So we reach the end of the first day of Mix07 London, what are my thoughts? Well the conference, as conference go, is well organized and I can have no complaint over the quality of the sessions or presenters.
Has it changed how I think about Silverlight? Well I have realised that 1.0 is a very different product to 1.1. Have no doubt this conference is about SilverLight 1.1, and that the 1.1 Alpha release is missing a lot of functionality at present. As a shipping product 1.1 look a long way off, at least a year (which is forever it seems in the world of Web 2.0).
As usual with this type of event the most interesting stuff tends to be in the session you don't expect. As a developer I had focused on Scott Guthrie's sessions, which were good, but fundamentally a walk through SilverLight API. So after lunch I fancied a change so went to the design track session ZAP!, WHAM!, KAPOW! - Killer digital reading experience in the 21st century. This was about producing a digital comic and gave some nice detail on the pain points in WPF/XAML application development. The main tips were to get the data binding right and to create sensible reusable components, this might sound a bit obvious as a .NET developer but this was the design track!

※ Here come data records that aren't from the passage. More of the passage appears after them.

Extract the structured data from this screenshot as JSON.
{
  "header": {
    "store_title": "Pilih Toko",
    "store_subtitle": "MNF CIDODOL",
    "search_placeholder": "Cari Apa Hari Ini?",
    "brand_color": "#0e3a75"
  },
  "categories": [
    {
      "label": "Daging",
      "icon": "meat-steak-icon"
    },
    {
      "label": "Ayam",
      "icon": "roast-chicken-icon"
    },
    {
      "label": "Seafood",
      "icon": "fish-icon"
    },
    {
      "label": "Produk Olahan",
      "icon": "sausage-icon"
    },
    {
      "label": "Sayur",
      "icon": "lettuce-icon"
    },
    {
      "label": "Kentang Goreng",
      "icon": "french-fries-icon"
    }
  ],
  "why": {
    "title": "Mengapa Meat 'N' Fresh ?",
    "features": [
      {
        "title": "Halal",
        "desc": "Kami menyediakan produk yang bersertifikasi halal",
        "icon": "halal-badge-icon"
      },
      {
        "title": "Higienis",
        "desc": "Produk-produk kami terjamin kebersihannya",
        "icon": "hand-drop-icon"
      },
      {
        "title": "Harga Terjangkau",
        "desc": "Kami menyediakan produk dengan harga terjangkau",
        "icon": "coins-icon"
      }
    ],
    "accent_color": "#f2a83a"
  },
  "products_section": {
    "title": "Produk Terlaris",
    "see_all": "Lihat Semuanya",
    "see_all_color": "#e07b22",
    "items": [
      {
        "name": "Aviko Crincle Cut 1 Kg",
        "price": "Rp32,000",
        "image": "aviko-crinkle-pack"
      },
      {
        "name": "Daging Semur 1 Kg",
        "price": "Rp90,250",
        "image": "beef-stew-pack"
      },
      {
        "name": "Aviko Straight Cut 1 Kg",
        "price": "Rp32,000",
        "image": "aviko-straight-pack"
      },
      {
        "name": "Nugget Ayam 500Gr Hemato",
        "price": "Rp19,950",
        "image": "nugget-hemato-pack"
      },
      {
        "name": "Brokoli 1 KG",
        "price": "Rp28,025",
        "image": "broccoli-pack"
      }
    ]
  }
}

However one of the speakers, Robby Ingebretsen, talked about the way WPF had allowed left and right brain people (coders and designers, is that the right way round?) to work together to create killer applications. However I do worry that tools and APIs are good but you also need people who can singularly bridge this gap i.e. coders who have a design eye, or designers who can cut code. The history of CSS/HTML web design has shown that this is a rare type of person. I think this is going to be the new resourcing pinch point for projects.
It was interesting that in this design track session a quick show of hands had the audience about 1/3 designers 2/3 coders What does this say about interest in WPF/SilverLight area of the design side of this industry? Oh and by the way nearly all the attendees were white and male like most technical conferences I have attended. I had expected a more design orientated conference to have different gender mix. As an industry we do not seem to be reaching out to more diverse pool of employees.
So will SIlverLight 'reboot the web' as Robert Scoble said. It will change it certainly, mashup applications look to the way forward with custom clients making 'appropriate' use of web service based data. This also helps to address the key concern, accessibility, where single back-end system can have many clients built to target different user groups requirements such as visually impaired users requiring screen reader functionality. One single client does not have to meet the need of all clients. Hopefully SilverLight and other Web 2.0 technologies make the creation of multiple clients potentially affordable. We have yet to see if it will be socially acceptable.
However will we see rich applications written in SilverLight running inside browsers? I was at a Macromedia launch event some years ago for some version of Flash and they were then hailing the imminent arrival of rich browser based applications with partial post back, it all looked great, but this has not been how Flash has tended to be used. I think the difference now is we have a more mature SOA model behind the scenes and SIlverLight can leverage the power of .NET. These could be the key factors that move SilverLight from a tool to providing some design punch on web page to being the core of the application functionality.